taken by governments not only affect external populations’ interests but also subject them comprehensively to coercion in a way that fundamentally restricts their autonomy. This is most obviously true for military interventions and explains why these are legitimate only for purposes of self-defence or for humanitarian reasons. In such cases, the ASC principle would support our moral intuitions that states engaging in such forms of extra

in Democratic inclusion
Rousseau as a constitutionalist

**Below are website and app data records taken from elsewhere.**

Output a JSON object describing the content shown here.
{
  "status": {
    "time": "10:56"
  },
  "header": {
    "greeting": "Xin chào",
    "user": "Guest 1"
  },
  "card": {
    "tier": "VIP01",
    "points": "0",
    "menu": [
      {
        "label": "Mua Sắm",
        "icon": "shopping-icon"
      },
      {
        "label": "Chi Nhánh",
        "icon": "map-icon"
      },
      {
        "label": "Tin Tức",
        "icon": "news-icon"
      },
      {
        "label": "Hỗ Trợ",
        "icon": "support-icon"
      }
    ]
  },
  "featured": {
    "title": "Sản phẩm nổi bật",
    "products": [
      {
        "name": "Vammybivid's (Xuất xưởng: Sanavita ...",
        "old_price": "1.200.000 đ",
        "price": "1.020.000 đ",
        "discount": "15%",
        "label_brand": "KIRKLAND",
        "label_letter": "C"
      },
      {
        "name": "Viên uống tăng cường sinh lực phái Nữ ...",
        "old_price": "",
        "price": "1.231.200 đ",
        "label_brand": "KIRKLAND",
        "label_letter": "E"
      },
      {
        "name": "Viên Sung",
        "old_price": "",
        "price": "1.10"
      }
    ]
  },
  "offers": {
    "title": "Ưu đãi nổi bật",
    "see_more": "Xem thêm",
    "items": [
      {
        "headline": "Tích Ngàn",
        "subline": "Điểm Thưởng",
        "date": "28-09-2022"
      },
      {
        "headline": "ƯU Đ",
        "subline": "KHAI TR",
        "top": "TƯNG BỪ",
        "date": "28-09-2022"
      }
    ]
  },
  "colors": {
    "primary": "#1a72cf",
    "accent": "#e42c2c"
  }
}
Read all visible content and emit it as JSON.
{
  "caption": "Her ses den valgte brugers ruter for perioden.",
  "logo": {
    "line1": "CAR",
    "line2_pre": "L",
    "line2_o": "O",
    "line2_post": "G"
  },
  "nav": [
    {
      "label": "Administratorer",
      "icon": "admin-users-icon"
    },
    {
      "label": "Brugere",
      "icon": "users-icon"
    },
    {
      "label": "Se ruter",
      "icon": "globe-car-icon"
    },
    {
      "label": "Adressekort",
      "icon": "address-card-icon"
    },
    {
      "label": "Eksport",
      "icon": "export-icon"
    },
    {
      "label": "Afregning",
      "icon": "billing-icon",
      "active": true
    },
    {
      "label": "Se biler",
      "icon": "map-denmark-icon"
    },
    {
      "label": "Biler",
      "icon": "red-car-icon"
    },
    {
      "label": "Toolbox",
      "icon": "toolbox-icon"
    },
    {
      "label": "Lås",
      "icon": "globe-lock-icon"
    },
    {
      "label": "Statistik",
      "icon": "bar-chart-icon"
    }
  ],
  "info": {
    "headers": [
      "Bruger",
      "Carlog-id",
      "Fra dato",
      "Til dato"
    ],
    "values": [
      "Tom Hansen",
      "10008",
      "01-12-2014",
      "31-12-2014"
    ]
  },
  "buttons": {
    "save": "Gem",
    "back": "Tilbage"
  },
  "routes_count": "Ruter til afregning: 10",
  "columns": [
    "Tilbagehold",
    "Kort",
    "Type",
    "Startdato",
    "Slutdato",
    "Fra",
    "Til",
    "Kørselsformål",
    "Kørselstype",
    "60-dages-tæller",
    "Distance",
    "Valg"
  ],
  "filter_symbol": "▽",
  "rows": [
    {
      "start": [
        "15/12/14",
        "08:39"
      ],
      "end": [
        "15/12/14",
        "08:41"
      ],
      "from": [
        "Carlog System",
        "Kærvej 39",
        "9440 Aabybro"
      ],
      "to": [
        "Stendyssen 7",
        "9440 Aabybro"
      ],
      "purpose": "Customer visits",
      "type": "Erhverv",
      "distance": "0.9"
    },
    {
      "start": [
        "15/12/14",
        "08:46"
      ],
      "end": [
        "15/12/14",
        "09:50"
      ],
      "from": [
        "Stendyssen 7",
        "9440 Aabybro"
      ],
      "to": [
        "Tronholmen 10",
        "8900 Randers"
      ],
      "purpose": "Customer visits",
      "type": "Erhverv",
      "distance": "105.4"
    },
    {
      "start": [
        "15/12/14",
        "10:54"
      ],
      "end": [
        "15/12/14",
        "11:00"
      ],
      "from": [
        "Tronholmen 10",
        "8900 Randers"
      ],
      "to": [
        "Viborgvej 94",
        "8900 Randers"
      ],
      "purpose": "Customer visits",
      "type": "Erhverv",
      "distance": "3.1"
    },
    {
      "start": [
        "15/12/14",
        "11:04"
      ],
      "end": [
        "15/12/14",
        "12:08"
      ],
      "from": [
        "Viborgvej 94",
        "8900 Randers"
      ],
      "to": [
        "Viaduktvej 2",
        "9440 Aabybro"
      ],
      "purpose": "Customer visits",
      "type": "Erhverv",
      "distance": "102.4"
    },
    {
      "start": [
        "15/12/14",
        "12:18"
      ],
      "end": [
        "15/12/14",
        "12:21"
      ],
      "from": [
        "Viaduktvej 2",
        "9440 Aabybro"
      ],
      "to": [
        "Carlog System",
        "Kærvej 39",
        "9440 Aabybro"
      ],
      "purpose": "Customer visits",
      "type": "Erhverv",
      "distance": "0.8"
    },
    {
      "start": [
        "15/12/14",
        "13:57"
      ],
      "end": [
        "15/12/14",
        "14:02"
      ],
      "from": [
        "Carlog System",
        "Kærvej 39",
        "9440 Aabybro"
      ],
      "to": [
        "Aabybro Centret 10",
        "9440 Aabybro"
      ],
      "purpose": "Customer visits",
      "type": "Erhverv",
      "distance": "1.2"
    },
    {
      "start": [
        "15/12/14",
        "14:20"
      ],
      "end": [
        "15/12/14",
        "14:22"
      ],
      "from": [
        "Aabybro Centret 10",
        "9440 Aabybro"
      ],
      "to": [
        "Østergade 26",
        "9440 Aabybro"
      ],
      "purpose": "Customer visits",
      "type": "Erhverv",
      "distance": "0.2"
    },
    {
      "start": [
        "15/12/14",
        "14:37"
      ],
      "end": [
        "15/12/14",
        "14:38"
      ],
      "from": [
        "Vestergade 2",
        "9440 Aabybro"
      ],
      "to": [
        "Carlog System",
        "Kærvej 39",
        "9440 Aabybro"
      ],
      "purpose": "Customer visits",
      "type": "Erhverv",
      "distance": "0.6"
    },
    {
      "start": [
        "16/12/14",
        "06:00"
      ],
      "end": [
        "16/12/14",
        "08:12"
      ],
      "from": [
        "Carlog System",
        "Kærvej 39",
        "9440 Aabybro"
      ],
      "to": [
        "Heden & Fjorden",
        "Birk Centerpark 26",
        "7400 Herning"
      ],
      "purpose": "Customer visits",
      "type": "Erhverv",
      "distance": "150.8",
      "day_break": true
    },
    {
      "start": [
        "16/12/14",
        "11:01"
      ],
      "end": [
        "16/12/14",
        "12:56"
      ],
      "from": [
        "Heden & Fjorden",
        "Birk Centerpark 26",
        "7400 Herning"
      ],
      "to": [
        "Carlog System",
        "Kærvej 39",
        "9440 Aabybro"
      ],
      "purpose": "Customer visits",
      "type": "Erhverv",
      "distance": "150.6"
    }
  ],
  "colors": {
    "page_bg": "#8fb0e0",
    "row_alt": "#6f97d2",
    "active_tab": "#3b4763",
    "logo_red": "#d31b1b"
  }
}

until the American Revolution). Constitutionalism was re-born in England, albeit little by little. The need for independent judges to counter a potentially omnipotent king had been emphasised by George Buchanan as early as 1579 (Vile 1998: 34), and Robert Hooker had asserted in The Laws of Ecclesiastical Polity that the king ought not to be judge in cases of felony or treason. Yet it seems difficult to sustain the view that these interventions were but peripheral to the development of constitutionalism. Thus it was not until after the English Civil War that modern

in The political philosophy of Jean-Jacques Rousseau